* **Task**
Return the lines below that contain the word "with".

(Dataset rows for apps and sites)
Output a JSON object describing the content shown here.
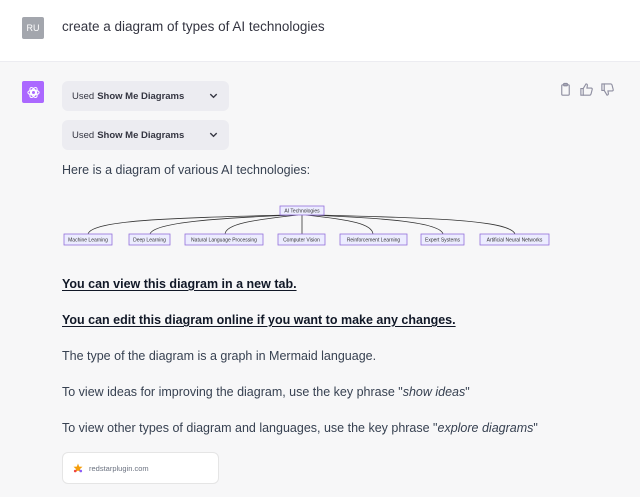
{
  "user": {
    "avatar_text": "RU",
    "message": "create a diagram of types of AI technologies"
  },
  "assistant": {
    "plugin_chips": [
      {
        "prefix": "Used",
        "name": "Show Me Diagrams"
      },
      {
        "prefix": "Used",
        "name": "Show Me Diagrams"
      }
    ],
    "intro": "Here is a diagram of various AI technologies:",
    "diagram": {
      "root": "AI Technologies",
      "children": [
        "Machine Learning",
        "Deep Learning",
        "Natural Language Processing",
        "Computer Vision",
        "Reinforcement Learning",
        "Expert Systems",
        "Artificial Neural Networks"
      ]
    },
    "link_view": "You can view this diagram in a new tab.",
    "link_edit": "You can edit this diagram online if you want to make any changes.",
    "type_text": "The type of the diagram is a graph in Mermaid language.",
    "ideas_prefix": "To view ideas for improving the diagram, use the key phrase \"",
    "ideas_phrase": "show ideas",
    "ideas_suffix": "\"",
    "explore_prefix": "To view other types of diagram and languages, use the key phrase \"",
    "explore_phrase": "explore diagrams",
    "explore_suffix": "\"",
    "source": "redstarplugin.com"
  },
  "colors": {
    "bot_avatar": "#ab68ff",
    "node_fill": "#ececff",
    "node_stroke": "#9370db"
  }
}
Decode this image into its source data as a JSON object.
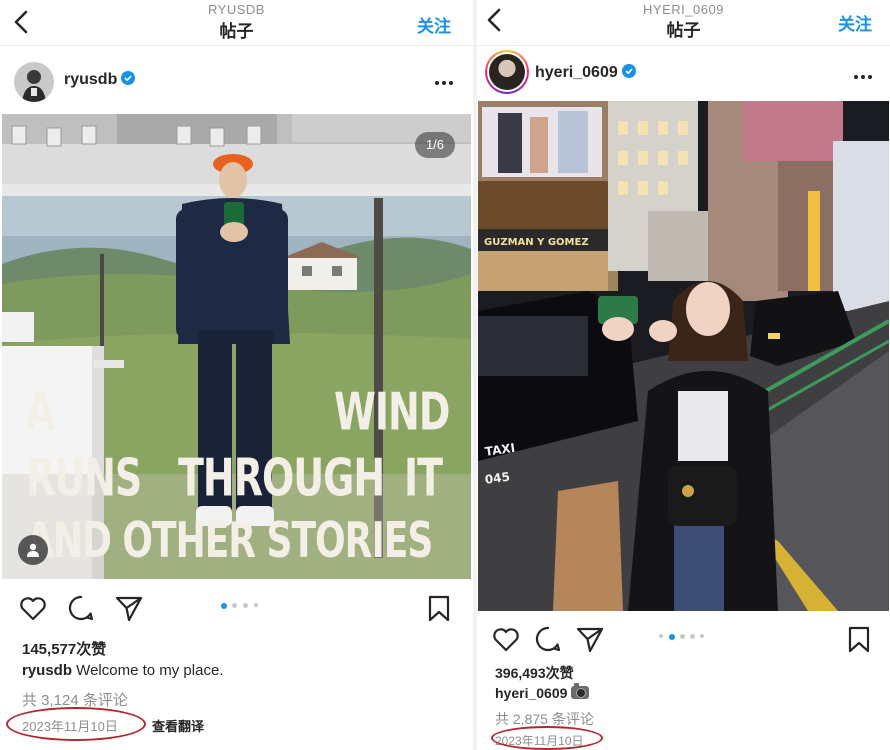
{
  "posts": [
    {
      "header": {
        "account": "RYUSDB",
        "title": "帖子",
        "follow_label": "关注"
      },
      "user": {
        "username": "ryusdb",
        "verified": true
      },
      "media": {
        "counter": "1/6",
        "overlay_lines": [
          "A",
          "WIND",
          "RUNS",
          "THROUGH",
          "IT",
          "AND OTHER STORIES"
        ],
        "carousel_dots": 4,
        "active_dot": 0
      },
      "likes": "145,577次赞",
      "caption": {
        "username": "ryusdb",
        "text": " Welcome to my place."
      },
      "comments": "共 3,124 条评论",
      "date": "2023年11月10日",
      "translate_label": "查看翻译"
    },
    {
      "header": {
        "account": "HYERI_0609",
        "title": "帖子",
        "follow_label": "关注"
      },
      "user": {
        "username": "hyeri_0609",
        "verified": true
      },
      "media": {
        "taxi_text": "TAXI",
        "taxi_number": "045",
        "store_sign": "GUZMAN Y GOMEZ",
        "carousel_dots": 5,
        "active_dot": 1
      },
      "likes": "396,493次赞",
      "caption": {
        "username": "hyeri_0609",
        "emoji": "camera-with-flash"
      },
      "comments": "共 2,875 条评论",
      "date": "2023年11月10日"
    }
  ],
  "colors": {
    "accent": "#1a91e8",
    "annotation_circle": "#b3282d",
    "muted_text": "#8e8e8e"
  }
}
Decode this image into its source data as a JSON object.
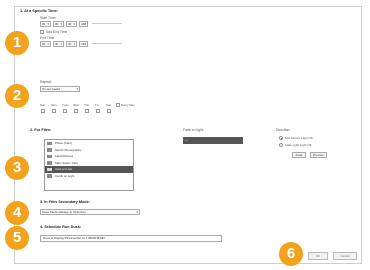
{
  "section1": {
    "heading": "1. At a Specific Time:",
    "start_time_label": "Start Time:",
    "start_fields": [
      "00",
      "00",
      "00"
    ],
    "start_ampm": "AM",
    "add_end_time_label": "Add End Time",
    "end_time_label": "End Time:",
    "end_fields": [
      "00",
      "00",
      "00"
    ],
    "end_ampm": "AM",
    "repeat_label": "Repeat:",
    "repeat_value": "On set weeks",
    "days": [
      "Sun",
      "Mon",
      "Tues",
      "Wed",
      "Thu",
      "Fri",
      "Sat"
    ],
    "every_day_label": "Every Day"
  },
  "section2": {
    "heading": "2. For Files:",
    "files": [
      {
        "label": "Photo (Cam)"
      },
      {
        "label": "Sports Photography"
      },
      {
        "label": "Field Pictures"
      },
      {
        "label": "Main Sweet Jobs"
      },
      {
        "label": "Cars on Lots"
      },
      {
        "label": "Cards on Light"
      }
    ],
    "selected_index": 4,
    "fade_label": "Fade to Light:",
    "fade_value": "---",
    "direction_label": "Direction:",
    "direction_options": [
      "Left Screen Light Off",
      "Fade Light Light Off"
    ],
    "direction_selected": 0,
    "fade_btn": "Fade",
    "preview_btn": "Preview"
  },
  "section3": {
    "heading": "3. In Files Secondary Mode:",
    "value": "Store Mode (always 1) Optimize)"
  },
  "section4": {
    "heading": "4. Schedule Run Dusk:",
    "value": "Drive of Display/Pictures/Jan at 7:06M/PM/MP/"
  },
  "footer": {
    "ok_label": "OK",
    "cancel_label": "Cancel"
  },
  "markers": [
    "1",
    "2",
    "3",
    "4",
    "5",
    "6"
  ],
  "colors": {
    "marker": "#f3a21c",
    "selection": "#555555"
  }
}
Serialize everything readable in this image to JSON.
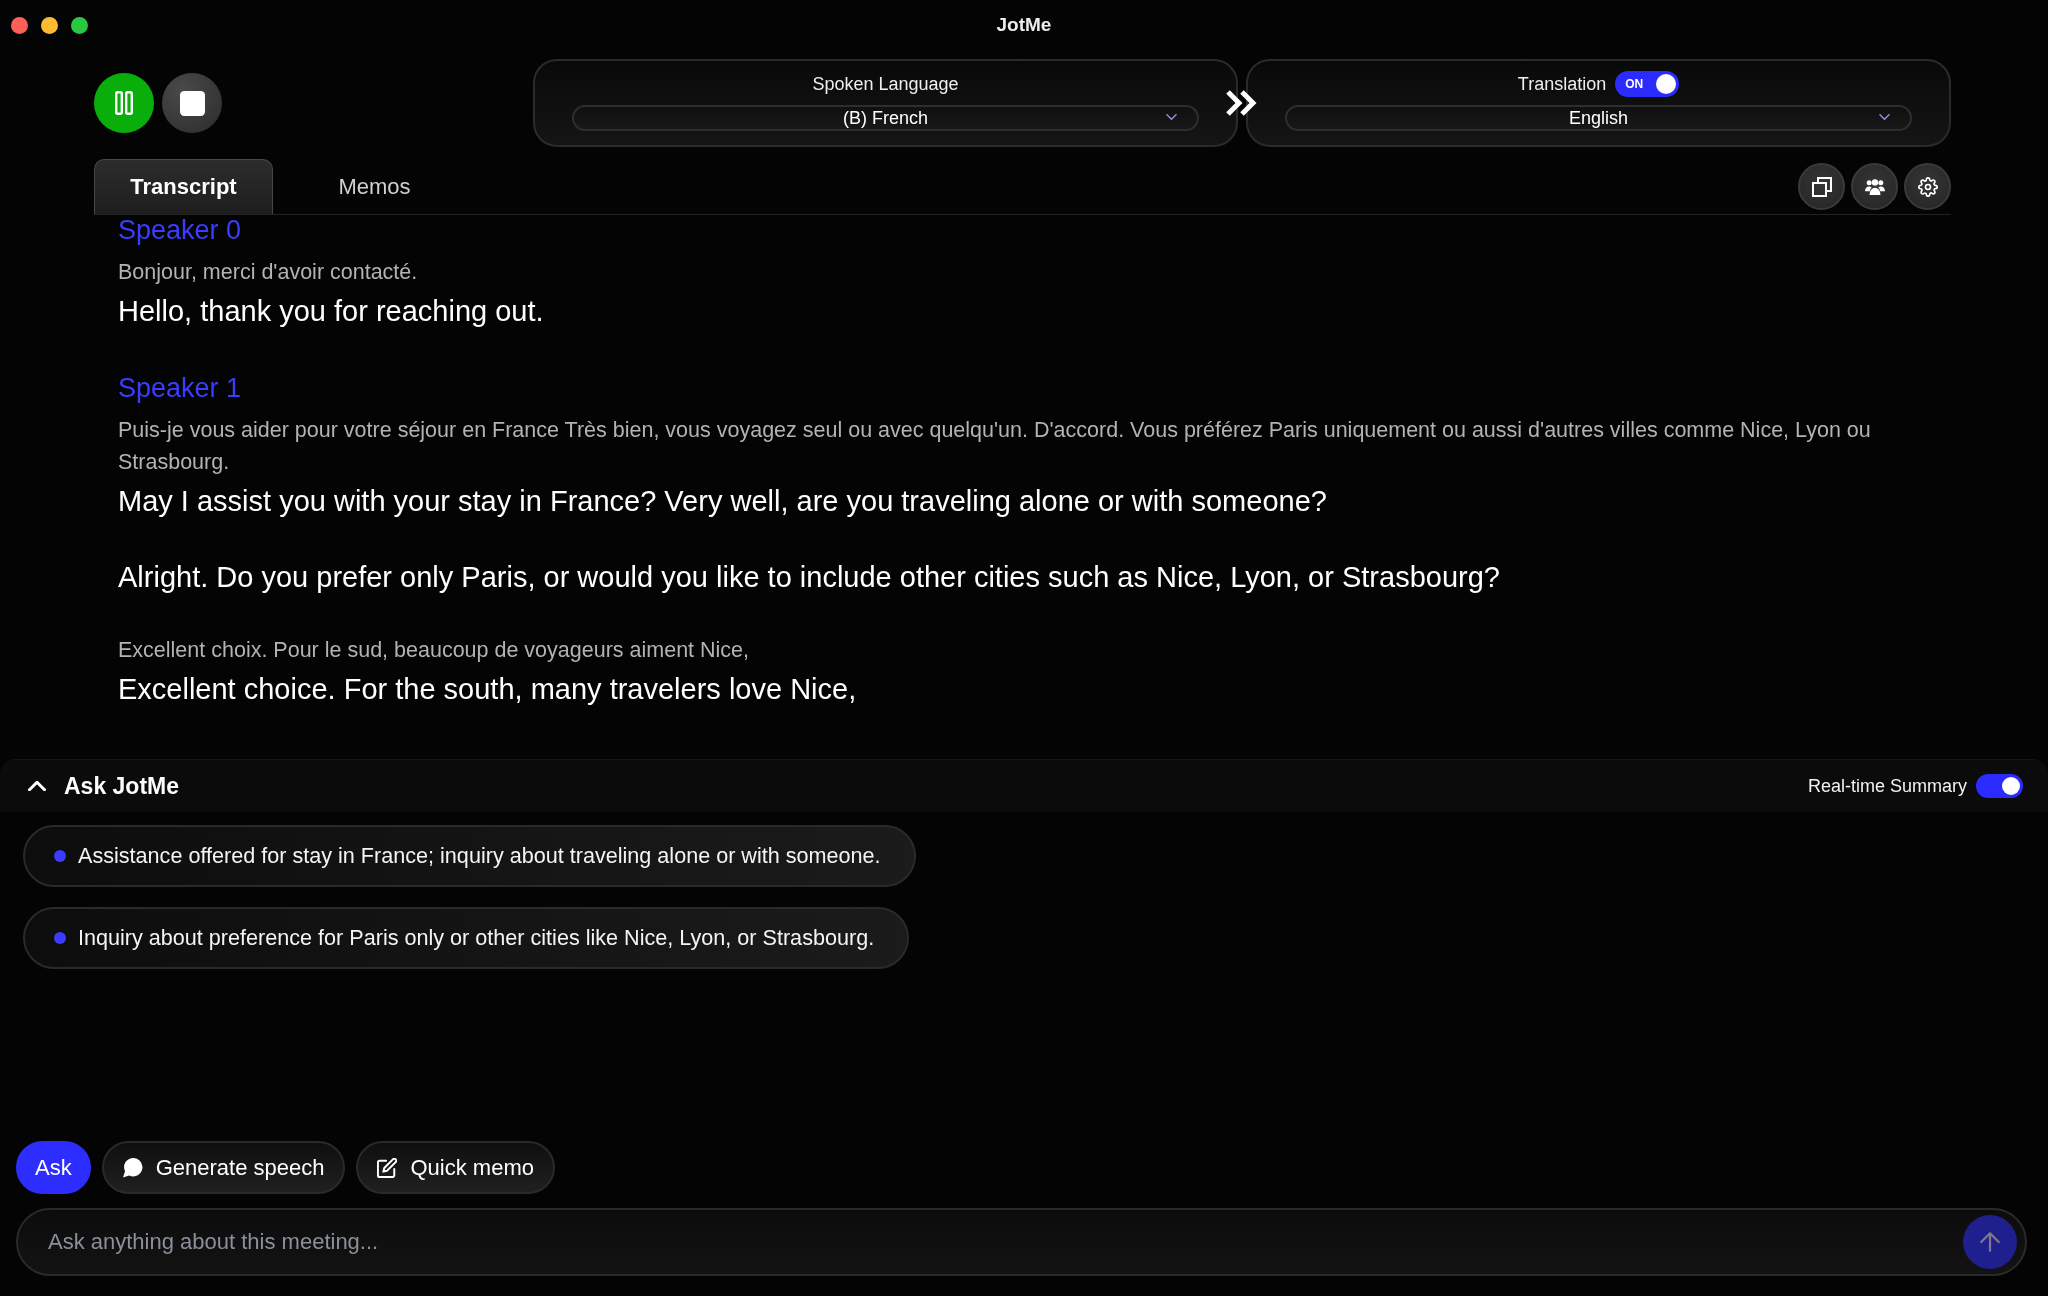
{
  "window": {
    "title": "JotMe"
  },
  "recording_controls": [
    {
      "kind": "pause"
    },
    {
      "kind": "stop"
    }
  ],
  "spoken_language": {
    "label": "Spoken Language",
    "value": "(B) French"
  },
  "translation": {
    "label": "Translation",
    "on": true,
    "toggle_label": "ON",
    "value": "English"
  },
  "tabs": [
    {
      "label": "Transcript",
      "selected": true
    },
    {
      "label": "Memos",
      "selected": false
    }
  ],
  "toolbar": [
    {
      "kind": "copy"
    },
    {
      "kind": "speakers"
    },
    {
      "kind": "settings"
    }
  ],
  "transcript": [
    {
      "speaker": "Speaker 0",
      "segments": [
        {
          "original": "Bonjour, merci d'avoir contacté.",
          "translation": "Hello, thank you for reaching out."
        }
      ]
    },
    {
      "speaker": "Speaker 1",
      "segments": [
        {
          "original": "Puis-je vous aider pour votre séjour en France Très bien, vous voyagez seul ou avec quelqu'un. D'accord. Vous préférez Paris uniquement ou aussi d'autres villes comme Nice, Lyon ou Strasbourg.",
          "translation": "May I assist you with your stay in France? Very well, are you traveling alone or with someone?"
        },
        {
          "translation": "Alright. Do you prefer only Paris, or would you like to include other cities such as Nice, Lyon, or Strasbourg?"
        },
        {
          "original": "Excellent choix. Pour le sud, beaucoup de voyageurs aiment Nice,",
          "translation": "Excellent choice. For the south, many travelers love Nice,"
        }
      ]
    }
  ],
  "ask_panel": {
    "title": "Ask JotMe",
    "expanded": true,
    "realtime_summary": {
      "label": "Real-time Summary",
      "on": true
    },
    "summary": [
      "Assistance offered for stay in France; inquiry about traveling alone or with someone.",
      "Inquiry about preference for Paris only or other cities like Nice, Lyon, or Strasbourg."
    ]
  },
  "actions": [
    {
      "label": "Ask",
      "kind": "ask",
      "selected": true
    },
    {
      "label": "Generate speech",
      "kind": "speech",
      "selected": false
    },
    {
      "label": "Quick memo",
      "kind": "memo",
      "selected": false
    }
  ],
  "input": {
    "placeholder": "Ask anything about this meeting..."
  },
  "send": {
    "disabled": true
  }
}
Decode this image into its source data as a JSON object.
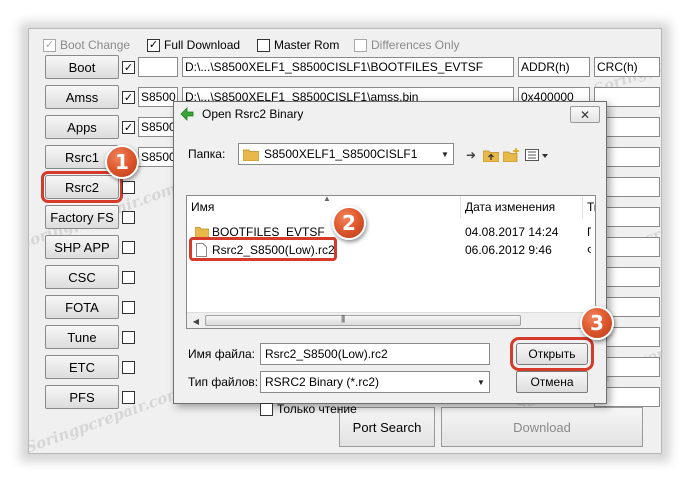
{
  "watermark": "Soringpcrepair.com",
  "options": [
    {
      "label": "Boot Change",
      "checked": true,
      "enabled": false
    },
    {
      "label": "Full Download",
      "checked": true,
      "enabled": true
    },
    {
      "label": "Master Rom",
      "checked": false,
      "enabled": true
    },
    {
      "label": "Differences Only",
      "checked": false,
      "enabled": false
    }
  ],
  "check_mark": "✓",
  "rows": [
    {
      "button": "Boot",
      "checked": true,
      "prefix": "",
      "path": "D:\\...\\S8500XELF1_S8500CISLF1\\BOOTFILES_EVTSF",
      "col_a": "ADDR(h)",
      "col_b": "CRC(h)"
    },
    {
      "button": "Amss",
      "checked": true,
      "prefix": "S8500",
      "path": "D:\\...\\S8500XELF1_S8500CISLF1\\amss.bin",
      "col_a": "0x400000",
      "col_b": ""
    },
    {
      "button": "Apps",
      "checked": true,
      "prefix": "S8500",
      "path": "",
      "col_a": "",
      "col_b": ""
    },
    {
      "button": "Rsrc1",
      "checked": false,
      "prefix": "S8500",
      "path": "",
      "col_a": "",
      "col_b": ""
    },
    {
      "button": "Rsrc2",
      "checked": false,
      "prefix": "",
      "path": "",
      "col_a": "",
      "col_b": ""
    },
    {
      "button": "Factory FS",
      "checked": false,
      "prefix": "",
      "path": "",
      "col_a": "",
      "col_b": ""
    },
    {
      "button": "SHP APP",
      "checked": false,
      "prefix": "",
      "path": "",
      "col_a": "",
      "col_b": ""
    },
    {
      "button": "CSC",
      "checked": false,
      "prefix": "",
      "path": "",
      "col_a": "",
      "col_b": ""
    },
    {
      "button": "FOTA",
      "checked": false,
      "prefix": "",
      "path": "",
      "col_a": "",
      "col_b": ""
    },
    {
      "button": "Tune",
      "checked": false,
      "prefix": "",
      "path": "",
      "col_a": "",
      "col_b": ""
    },
    {
      "button": "ETC",
      "checked": false,
      "prefix": "",
      "path": "",
      "col_a": "",
      "col_b": ""
    },
    {
      "button": "PFS",
      "checked": false,
      "prefix": "",
      "path": "",
      "col_a": "",
      "col_b": ""
    }
  ],
  "bottom_buttons": {
    "port_search": "Port Search",
    "download": "Download"
  },
  "dialog": {
    "title": "Open Rsrc2 Binary",
    "close": "✕",
    "folder_label": "Папка:",
    "folder_value": "S8500XELF1_S8500CISLF1",
    "columns": {
      "name": "Имя",
      "date": "Дата изменения",
      "type": "Ти"
    },
    "files": [
      {
        "name": "BOOTFILES_EVTSF",
        "date": "04.08.2017 14:24",
        "type": "П",
        "kind": "folder"
      },
      {
        "name": "Rsrc2_S8500(Low).rc2",
        "date": "06.06.2012 9:46",
        "type": "Ф",
        "kind": "file"
      }
    ],
    "filename_label": "Имя файла:",
    "filename_value": "Rsrc2_S8500(Low).rc2",
    "filetype_label": "Тип файлов:",
    "filetype_value": "RSRC2 Binary (*.rc2)",
    "readonly_label": "Только чтение",
    "open_button": "Открыть",
    "cancel_button": "Отмена"
  },
  "step_badges": [
    "1",
    "2",
    "3"
  ],
  "colors": {
    "highlight": "#d63a2a",
    "badge": "#e05a2e",
    "folder": "#e8b848"
  }
}
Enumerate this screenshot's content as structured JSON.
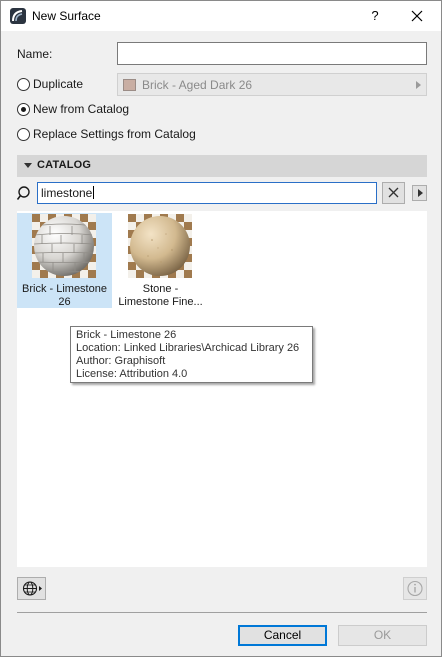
{
  "window": {
    "title": "New Surface",
    "help_label": "?"
  },
  "form": {
    "name_label": "Name:",
    "name_value": "",
    "duplicate_label": "Duplicate",
    "duplicate_value": "Brick - Aged Dark 26",
    "new_from_catalog_label": "New from Catalog",
    "replace_label": "Replace Settings from Catalog",
    "selected_option": "New from Catalog"
  },
  "catalog": {
    "header": "CATALOG",
    "search_value": "limestone",
    "items": [
      {
        "line1": "Brick - Limestone",
        "line2": "26",
        "selected": true
      },
      {
        "line1": "Stone -",
        "line2": "Limestone Fine...",
        "selected": false
      }
    ]
  },
  "tooltip": {
    "name": "Brick - Limestone 26",
    "location": "Location: Linked Libraries\\Archicad Library 26",
    "author": "Author: Graphisoft",
    "license": "License: Attribution 4.0"
  },
  "buttons": {
    "cancel": "Cancel",
    "ok": "OK"
  },
  "colors": {
    "accent": "#0078d7",
    "selection": "#cce4f7"
  }
}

* **Written reply**
        "emoji": "camera-with-flash"
          "translation": "May I assist you with your stay in France? Very well, are you traveling alone or with someone?"
      "Assistance offered for stay in France; inquiry about traveling alone or with someone.",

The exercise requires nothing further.